    7 years ago on Introduction


    I would love to see it added to the 3D print group I have just started



    9 years ago on Introduction

    I think the 3D printer is a little too much just to make a bike flag holder. Cool idea though. :|


    Reply 11 years ago on Introduction

    That type starts at about $19k, and the print media cost is typically ~$5-$10 per cubic inch.


    Reply 11 years ago on Introduction

    There is a cheaper solution. Ok, in the near future, I should say. It is called RepRap for Replicating Rapid Prototyper.
    Infos are here here.
    Looks very promising to me. I will try to build one as soon as they solved most of their problems.


    Reply 11 years ago on Introduction

    those things (the 3D printer and CAD) are damn expensive but reeeeeaaaallly cool we have em at our skool for the drafting and design class i make stuff for my bike all the time


    at my school we have a machine similar to this, but our printing trays are plastic.


    11 years ago on Introduction

    Couldn't you just do the same thing with a block of plastic and a drill press? Still, cool concept withthe 3d printer thing. I'm going to build a CNC machine this summer, so it'll be nice to have a prototyping machine like that.

    1 reply

    Yes I agree it could have been done much more simply.

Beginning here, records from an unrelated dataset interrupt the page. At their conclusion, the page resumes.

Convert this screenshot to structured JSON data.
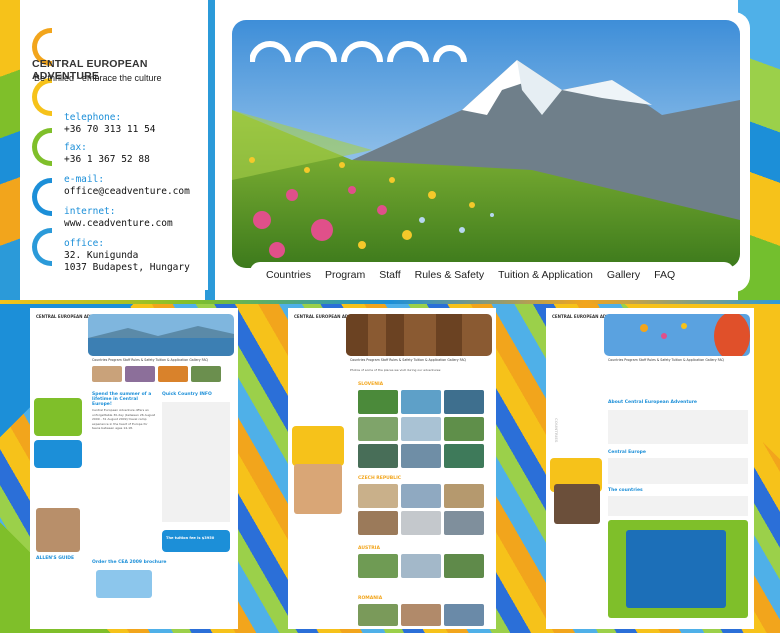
{
  "brand": {
    "name": "CENTRAL EUROPEAN ADVENTURE",
    "tagline": "Be thrilled - embrace the culture"
  },
  "contact": {
    "telephone_label": "telephone:",
    "telephone": "+36 70 313 11 54",
    "fax_label": "fax:",
    "fax": "+36 1 367 52 88",
    "email_label": "e-mail:",
    "email": "office@ceadventure.com",
    "internet_label": "internet:",
    "internet": "www.ceadventure.com",
    "office_label": "office:",
    "office_line1": "32. Kunigunda",
    "office_line2": "1037 Budapest, Hungary"
  },
  "nav": {
    "items": [
      "Countries",
      "Program",
      "Staff",
      "Rules & Safety",
      "Tuition & Application",
      "Gallery",
      "FAQ"
    ]
  },
  "thumbs": {
    "t1": {
      "nav": "Countries   Program   Staff   Rules & Safety   Tuition & Application   Gallery   FAQ",
      "head1": "Spend the summer of a lifetime in Central Europe!",
      "head2": "Quick Country INFO",
      "body": "Central European Adventure offers an unforgettable 30-day (between 26 August 2009 - 31 August 2009) travel camp experience in the heart of Europe for teens between ages 14-18.",
      "head3": "Order the CEA 2009 brochure",
      "promo": "The tuition fee is $3950",
      "guide": "ALLEN'S GUIDE"
    },
    "t2": {
      "nav": "Countries   Program   Staff   Rules & Safety   Tuition & Application   Gallery   FAQ",
      "intro": "Photos of some of the places we visit during our adventures:",
      "h1": "SLOVENIA",
      "h2": "CZECH REPUBLIC",
      "h3": "AUSTRIA",
      "h4": "ROMANIA"
    },
    "t3": {
      "nav": "Countries   Program   Staff   Rules & Safety   Tuition & Application   Gallery   FAQ",
      "h1": "About Central European Adventure",
      "h2": "Central Europe",
      "h3": "The countries",
      "side": "COUNTRIES"
    }
  },
  "colors": {
    "accent_blue": "#1c8fd8",
    "accent_yellow": "#f6c21a",
    "accent_green": "#7fbf2a",
    "accent_orange": "#f2a51c"
  }
}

This was more an excuse to play with the 3D printer than anything else. :-)